The Bible gives us multiple examples of how to mourn as a nation. I believe we should look at them and how they did it and apply the spirit of those acts to our modern setting.

1. They fasted.  (Jonah 3:5) Now, I know how fasting isn’t something that we can impose on our entire nation, so let me suggest an alternative. Don’t post pictures of your food. Tiisin na natin kahit isang araw lang. Think about the families of our brave soldiers. Do you think they care if you ate a perfect fillet mignon? Bukas niyo nalang ipost.

2. They wore sackcloth. (Jonah 3:5) Hindi ko naman sinasabing maghanap kayo ng sako ng harina (makati yun) o sako ng bigas (mas makati yun) at yun ang isuot ninyo, pero may magagawa naman tayo bilang alternative nito. Wear something you would when someone you loved and knew died. Unless may uniform kayo sa opisina, iwasan ang pagsusuot ng nuknukan ng sayang kulay gaya ng fuchsia pink o canary yellow. Kung lalabas ka, stick to black, gray, white. At hindi lang yan tungkol sa kung ano ang isusuot mo. This is not a good “D” for an “OOTD.” Wag na. Bukas mo nalang irampa ang bago mong H&M na leggings. Hindi mo ikamamatay kung sisimplehan mo ang suot mo ngayon.

3. The King himself tore his clothes and sat in the dirt. (Jonah 3:6-9) O, hindi ako tatalon sa mahabang tirada tungkol kay Pangulong Arroyo, ha? Iba ang focus ko rito. My focus is on the fact that the King, or in our case, the President, should make a personal decision to mourn. The people did not go to the king’s chambers to strip him of his clothes and force him to mourn. No. Each person, each household, made a decision to mourn. In the case of the Ninevites in the book of Jonah, the people’s mourning reached the king and that’s what got him to mourn, too. Only then did he make a decree ordering everyone to participate.
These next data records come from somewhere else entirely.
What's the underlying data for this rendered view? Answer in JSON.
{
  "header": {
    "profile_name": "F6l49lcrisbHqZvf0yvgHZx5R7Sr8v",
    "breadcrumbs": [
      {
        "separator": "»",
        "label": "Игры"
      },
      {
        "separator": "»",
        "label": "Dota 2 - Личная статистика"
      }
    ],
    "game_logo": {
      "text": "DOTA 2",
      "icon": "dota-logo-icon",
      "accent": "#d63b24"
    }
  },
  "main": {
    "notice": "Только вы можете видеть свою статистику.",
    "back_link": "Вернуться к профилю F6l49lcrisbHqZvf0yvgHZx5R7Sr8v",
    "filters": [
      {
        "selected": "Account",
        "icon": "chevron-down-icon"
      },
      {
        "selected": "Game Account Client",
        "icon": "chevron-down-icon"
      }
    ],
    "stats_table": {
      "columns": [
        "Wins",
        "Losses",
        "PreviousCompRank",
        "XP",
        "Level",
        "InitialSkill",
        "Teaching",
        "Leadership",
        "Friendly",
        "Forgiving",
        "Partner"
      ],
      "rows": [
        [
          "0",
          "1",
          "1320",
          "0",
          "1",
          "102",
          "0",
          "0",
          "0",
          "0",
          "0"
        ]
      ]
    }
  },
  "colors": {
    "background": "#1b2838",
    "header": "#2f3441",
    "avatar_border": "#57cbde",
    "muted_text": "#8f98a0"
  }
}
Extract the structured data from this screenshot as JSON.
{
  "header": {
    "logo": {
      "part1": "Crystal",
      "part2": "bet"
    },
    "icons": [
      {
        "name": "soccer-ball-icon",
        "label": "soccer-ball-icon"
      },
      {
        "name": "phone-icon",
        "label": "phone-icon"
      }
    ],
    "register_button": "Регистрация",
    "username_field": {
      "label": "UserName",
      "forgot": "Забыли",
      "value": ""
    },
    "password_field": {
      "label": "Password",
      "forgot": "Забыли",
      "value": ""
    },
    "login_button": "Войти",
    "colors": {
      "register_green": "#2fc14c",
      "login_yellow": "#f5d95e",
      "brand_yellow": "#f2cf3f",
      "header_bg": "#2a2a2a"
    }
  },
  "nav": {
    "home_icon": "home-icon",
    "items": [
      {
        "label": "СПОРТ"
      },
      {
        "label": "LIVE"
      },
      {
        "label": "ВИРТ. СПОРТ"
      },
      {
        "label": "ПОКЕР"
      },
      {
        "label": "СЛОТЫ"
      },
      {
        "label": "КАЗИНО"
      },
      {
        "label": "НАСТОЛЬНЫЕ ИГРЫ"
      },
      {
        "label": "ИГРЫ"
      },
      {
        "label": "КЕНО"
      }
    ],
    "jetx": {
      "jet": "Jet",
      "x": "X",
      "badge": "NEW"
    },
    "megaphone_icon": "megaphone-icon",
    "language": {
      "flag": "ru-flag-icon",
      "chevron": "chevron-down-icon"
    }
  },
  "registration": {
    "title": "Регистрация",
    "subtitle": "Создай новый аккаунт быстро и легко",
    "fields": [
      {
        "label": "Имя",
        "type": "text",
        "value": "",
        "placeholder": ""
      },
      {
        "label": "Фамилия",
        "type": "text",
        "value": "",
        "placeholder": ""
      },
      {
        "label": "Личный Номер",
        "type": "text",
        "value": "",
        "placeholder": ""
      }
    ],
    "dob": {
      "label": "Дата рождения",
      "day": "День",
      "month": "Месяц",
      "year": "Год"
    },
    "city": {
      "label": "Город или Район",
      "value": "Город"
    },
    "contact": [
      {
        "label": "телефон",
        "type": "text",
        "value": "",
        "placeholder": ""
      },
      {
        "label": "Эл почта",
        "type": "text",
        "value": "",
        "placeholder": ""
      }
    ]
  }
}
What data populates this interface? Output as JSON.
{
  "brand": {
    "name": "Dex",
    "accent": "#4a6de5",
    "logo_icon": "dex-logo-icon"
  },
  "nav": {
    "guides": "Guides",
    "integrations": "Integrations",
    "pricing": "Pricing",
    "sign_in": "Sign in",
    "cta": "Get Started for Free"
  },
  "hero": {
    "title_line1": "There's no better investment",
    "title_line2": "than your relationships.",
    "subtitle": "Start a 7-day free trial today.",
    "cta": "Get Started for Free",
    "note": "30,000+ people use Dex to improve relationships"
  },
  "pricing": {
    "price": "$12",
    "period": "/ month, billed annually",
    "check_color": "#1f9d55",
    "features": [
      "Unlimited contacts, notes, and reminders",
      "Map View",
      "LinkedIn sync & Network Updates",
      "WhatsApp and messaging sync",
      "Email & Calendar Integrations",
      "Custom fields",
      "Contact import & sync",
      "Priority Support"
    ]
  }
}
Pamilyar ba? I strongly believe that this is what we should do as a nation. Let’s mourn deeply as a nation and let the depth of our sorrow reach the palace. 

4. Pray. This is the one thing that doesn’t change throughout history. Let’s pray as our forefathers did. Let’s pray for:
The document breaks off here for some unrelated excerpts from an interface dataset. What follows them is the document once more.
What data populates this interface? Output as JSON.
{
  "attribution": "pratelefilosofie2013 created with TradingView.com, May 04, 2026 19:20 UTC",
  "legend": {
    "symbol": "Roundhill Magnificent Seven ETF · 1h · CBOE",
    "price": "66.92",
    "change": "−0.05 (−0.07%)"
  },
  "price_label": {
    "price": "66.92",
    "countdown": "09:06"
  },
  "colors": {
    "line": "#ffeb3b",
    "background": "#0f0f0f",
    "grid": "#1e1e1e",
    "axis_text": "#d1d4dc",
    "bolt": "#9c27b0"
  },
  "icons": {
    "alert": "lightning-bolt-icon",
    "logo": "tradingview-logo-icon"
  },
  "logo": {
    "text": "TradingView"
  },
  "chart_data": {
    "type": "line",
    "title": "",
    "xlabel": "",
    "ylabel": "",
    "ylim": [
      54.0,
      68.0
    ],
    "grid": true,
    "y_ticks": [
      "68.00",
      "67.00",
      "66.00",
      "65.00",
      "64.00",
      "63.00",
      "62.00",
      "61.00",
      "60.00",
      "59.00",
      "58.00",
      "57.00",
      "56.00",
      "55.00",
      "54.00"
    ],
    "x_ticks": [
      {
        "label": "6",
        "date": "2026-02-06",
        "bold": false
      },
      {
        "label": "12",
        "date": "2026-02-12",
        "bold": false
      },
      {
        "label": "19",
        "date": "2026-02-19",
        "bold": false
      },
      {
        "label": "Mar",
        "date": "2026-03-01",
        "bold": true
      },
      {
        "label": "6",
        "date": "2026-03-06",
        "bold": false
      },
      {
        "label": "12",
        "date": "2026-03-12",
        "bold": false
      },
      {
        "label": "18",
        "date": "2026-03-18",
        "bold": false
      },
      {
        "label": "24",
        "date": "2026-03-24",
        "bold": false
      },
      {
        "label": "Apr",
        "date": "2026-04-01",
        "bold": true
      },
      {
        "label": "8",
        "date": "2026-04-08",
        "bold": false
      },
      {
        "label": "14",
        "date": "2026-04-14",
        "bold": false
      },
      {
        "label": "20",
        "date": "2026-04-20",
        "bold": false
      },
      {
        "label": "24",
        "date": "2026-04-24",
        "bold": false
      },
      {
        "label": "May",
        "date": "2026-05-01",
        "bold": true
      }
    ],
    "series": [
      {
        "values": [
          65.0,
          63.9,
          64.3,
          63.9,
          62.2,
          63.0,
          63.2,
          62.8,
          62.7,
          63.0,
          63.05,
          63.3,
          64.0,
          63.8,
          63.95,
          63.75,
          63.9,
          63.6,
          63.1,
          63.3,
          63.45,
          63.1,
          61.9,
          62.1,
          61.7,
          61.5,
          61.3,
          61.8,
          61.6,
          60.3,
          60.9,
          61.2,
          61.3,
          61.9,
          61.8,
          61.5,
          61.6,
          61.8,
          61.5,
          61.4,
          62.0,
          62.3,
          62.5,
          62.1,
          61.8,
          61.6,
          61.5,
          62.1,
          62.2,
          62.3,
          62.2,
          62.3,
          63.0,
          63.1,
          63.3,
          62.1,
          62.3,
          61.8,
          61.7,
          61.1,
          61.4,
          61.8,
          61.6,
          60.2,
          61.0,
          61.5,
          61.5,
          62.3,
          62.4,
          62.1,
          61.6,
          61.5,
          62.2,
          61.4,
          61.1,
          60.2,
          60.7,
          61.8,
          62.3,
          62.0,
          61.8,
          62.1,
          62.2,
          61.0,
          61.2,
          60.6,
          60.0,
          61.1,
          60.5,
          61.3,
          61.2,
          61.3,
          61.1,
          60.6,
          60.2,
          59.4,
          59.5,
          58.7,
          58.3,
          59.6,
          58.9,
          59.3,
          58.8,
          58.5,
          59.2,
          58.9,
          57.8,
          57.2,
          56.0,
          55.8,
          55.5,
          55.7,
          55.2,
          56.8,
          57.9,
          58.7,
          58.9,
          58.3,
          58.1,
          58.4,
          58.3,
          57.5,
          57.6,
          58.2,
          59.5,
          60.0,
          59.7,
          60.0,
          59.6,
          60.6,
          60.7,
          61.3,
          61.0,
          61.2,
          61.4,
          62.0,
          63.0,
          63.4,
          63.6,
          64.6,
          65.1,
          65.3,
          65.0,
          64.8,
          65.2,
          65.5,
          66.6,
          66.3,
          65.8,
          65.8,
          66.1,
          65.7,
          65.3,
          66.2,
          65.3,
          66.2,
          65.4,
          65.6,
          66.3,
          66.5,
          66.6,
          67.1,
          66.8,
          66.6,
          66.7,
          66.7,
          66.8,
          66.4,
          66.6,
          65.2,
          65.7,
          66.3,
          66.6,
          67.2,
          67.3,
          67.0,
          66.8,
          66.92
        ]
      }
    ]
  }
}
  • Comfort for the grieving (Matt. 5:4)
  • Wisdom for our leaders
  • Strength for our soldiers, and
  • Peace for our nation

Maybe, then, we can find favor in God’s eyes as the Ninevites and, on multiple occasions, the Israelietes did.
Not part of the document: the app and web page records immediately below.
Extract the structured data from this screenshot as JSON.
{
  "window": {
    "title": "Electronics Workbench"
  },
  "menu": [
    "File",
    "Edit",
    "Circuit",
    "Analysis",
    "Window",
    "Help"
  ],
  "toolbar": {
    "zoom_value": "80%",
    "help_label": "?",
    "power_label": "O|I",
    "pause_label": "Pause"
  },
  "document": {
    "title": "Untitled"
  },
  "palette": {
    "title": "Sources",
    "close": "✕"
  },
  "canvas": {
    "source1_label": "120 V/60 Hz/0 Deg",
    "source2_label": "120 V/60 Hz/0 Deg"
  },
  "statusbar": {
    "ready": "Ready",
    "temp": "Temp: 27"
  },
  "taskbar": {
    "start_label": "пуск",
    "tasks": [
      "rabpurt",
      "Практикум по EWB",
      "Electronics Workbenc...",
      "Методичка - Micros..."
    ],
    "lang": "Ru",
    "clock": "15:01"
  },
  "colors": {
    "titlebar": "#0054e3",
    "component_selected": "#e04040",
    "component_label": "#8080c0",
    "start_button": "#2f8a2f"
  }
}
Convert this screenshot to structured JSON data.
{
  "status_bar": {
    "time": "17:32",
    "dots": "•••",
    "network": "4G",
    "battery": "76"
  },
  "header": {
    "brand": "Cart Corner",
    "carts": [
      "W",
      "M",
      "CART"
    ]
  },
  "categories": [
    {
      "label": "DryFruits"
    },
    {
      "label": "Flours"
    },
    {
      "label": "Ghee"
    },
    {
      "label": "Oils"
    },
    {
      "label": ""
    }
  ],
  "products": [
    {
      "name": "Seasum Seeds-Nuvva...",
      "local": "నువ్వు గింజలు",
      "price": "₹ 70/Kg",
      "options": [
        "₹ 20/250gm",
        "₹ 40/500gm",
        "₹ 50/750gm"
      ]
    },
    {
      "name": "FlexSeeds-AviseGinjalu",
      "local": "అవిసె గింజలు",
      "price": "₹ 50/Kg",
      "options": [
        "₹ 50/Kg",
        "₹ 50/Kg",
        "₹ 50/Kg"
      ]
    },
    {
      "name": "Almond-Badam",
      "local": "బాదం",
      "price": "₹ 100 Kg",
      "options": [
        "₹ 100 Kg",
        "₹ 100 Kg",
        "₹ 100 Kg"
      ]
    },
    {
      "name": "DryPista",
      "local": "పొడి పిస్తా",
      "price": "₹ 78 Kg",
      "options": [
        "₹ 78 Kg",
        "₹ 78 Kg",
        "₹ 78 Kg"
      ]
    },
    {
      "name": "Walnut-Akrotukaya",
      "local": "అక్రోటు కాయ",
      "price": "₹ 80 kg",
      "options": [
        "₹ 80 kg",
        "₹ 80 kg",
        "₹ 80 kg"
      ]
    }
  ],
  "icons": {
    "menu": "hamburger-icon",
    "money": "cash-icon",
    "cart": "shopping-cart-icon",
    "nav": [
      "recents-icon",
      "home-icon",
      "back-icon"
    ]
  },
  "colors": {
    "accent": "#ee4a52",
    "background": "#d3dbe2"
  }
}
This day is all about remembering each of them as individuals and as a unit. This is the day to hear their stories of courage and weep for them and with their families. Let’s use social media as a tool to comfort the grieving. Ipagpabukas na natin ang ating mga angst, sama ng loob, kuro-kuro, at self-indulgent showing off.

And that’s my two cents on that.